Egypt's Mubarak: 'Deal of the century' will lead to an explosion

"Any solution imposed on the region based on the imbalance of power will not last."

Former Egyptian president Hosni Mubarak seeing in this file photo from 2011 (photo credit: REUTERS)
Former Egyptian president Hosni Mubarak seeing in this file photo from 2011
(photo credit: REUTERS)
Former Egyptian President Hosni Mubarak has warned against US President Donald Trump’s “Deal of the Century,” warning in an interview that it could lead to more instability and violence in the region.
“I am an optimist by nature but my general view on this issue is not optimistic,” Mubarak said in an interview with the Kuwaiti daily Al-Anba. “Any solution that would be imposed on the region based on the imbalance of power will not last, and will remain a temporary solution that could explode at any moment.”
While Mubarak said what he knows of the deal has come from media reports, the current situation builds on three main points of contention: the transfer of the US Embassy to Jerusalem, the recognition of Israel’s sovereignty over the Golan Heights, and the continued expansion of settlements in the West Bank.
Those issues, he said, are the groundwork being laid by Israel and the United States towards other unilateral decisions to be taken without consultations with Palestinian officials.
According to the former Egyptian strongman, Prime Minister Benjamin Netanyahu asked for his approval to give Gazans part of the northern Sinai Peninsula for a new Palestinian state in late 2010. Mubarak said he refused the proposal, and told Netanyahu that such an idea would cause a war to break out between Egypt and Israel. The two countries signed a peace treaty in 1979.
“He wants to separate Gaza from the West Bank, and he was talking to me about this issue. He visited me in late 2010, and he asked if the Palestinians in Gaza were able to take over part of the Sinai. I told him, forget what you are doing,” he said.
“Netanyahu, I know him very well. He also knows me, and knows my frankness with him. He does not want a two-state solution for the sake of peace,” he added.
Senior White House adviser Jared Kushner revealed that the Trump administration is planning to publish “Deal of the Century’ following the end of the Muslim holy month of Ramadan and the Eid al-Fitr holiday which ends on June 5.
“The Palestinian people, along with all people in the Middle East, deserve a future with dignity and the opportunity to better their lives. Economic progress can only be achieved with a solid economic vision, and if the core political issues are resolved. We look forward to presenting our vision on ways to bridge the core political issues very soon,” Kushner said.
The economic part of plan will be revealed on June 25 in Bahrain during an international conference, the White House announced Sunday.

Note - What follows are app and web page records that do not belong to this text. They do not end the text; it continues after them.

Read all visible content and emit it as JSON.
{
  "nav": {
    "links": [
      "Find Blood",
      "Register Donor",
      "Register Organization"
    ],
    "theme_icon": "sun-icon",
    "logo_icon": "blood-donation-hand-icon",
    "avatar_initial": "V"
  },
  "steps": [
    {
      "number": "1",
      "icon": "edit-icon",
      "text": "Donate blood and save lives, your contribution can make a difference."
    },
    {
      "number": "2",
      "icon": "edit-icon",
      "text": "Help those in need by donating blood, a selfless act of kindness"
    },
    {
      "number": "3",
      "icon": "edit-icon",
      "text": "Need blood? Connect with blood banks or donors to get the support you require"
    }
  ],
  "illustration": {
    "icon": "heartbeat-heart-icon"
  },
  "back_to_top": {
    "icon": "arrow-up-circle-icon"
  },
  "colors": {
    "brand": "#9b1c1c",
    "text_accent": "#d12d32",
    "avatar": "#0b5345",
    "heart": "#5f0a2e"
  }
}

It is unclear when the political part of the plan will be released.
But Mubarak challenged Trump’s plan, saying that “the attempt to impose unjust solutions on the Palestinian people will not lead to any kind of peace or cooperation. On the contrary, the situation may explode at any given moment.
“If all the people who are on the ground today undermine the two-state solution, what is the alternative? What is the political horizon? Projects, investments and cooperation? But what is the political path?”
Mubarak, who ruled Egypt for 30 years, was overthrown in the Arab Spring popular uprising in January 2011 and sentenced to life imprisonment for his role in the death of civilian protesters. He and his sons were released after the Egyptian courts acquitted him of all charges after the overthrow of Mohammed Morsi in July 2013.
Morsi was ousted by then army chief Gen. Abdel Fattah al-Sisi, who some say has installed a regime more repressive than Mubarak’s, where no protests or criticism of the state are permitted. Arbitrary arrests and mysterious disappearances have crushed all opposition to Sisi’s regime.
Sisi was elected with almost 97% of the vote. But those elections were boycotted by the Muslim Brotherhood and secular dissidents. Today the 100 million Egyptians are increasingly frustrated with his rule, especially the country’s deepening economic crisis and the increasingly brazen attacks by jihadists, mostly in the Sinai Peninsula but also in and around Cairo. Most recently, on Sunday a roadside bomb hit a bus carrying South African tourists near the Giza Pyramids, wounding at least 17 people including tourists.
Under Sisi’s rule security cooperation between Egypt and Israel has reached unprecedented levels, and Sisi is seen by both the Israelis and Palestinians as an honest broker for the now dormant peace talks.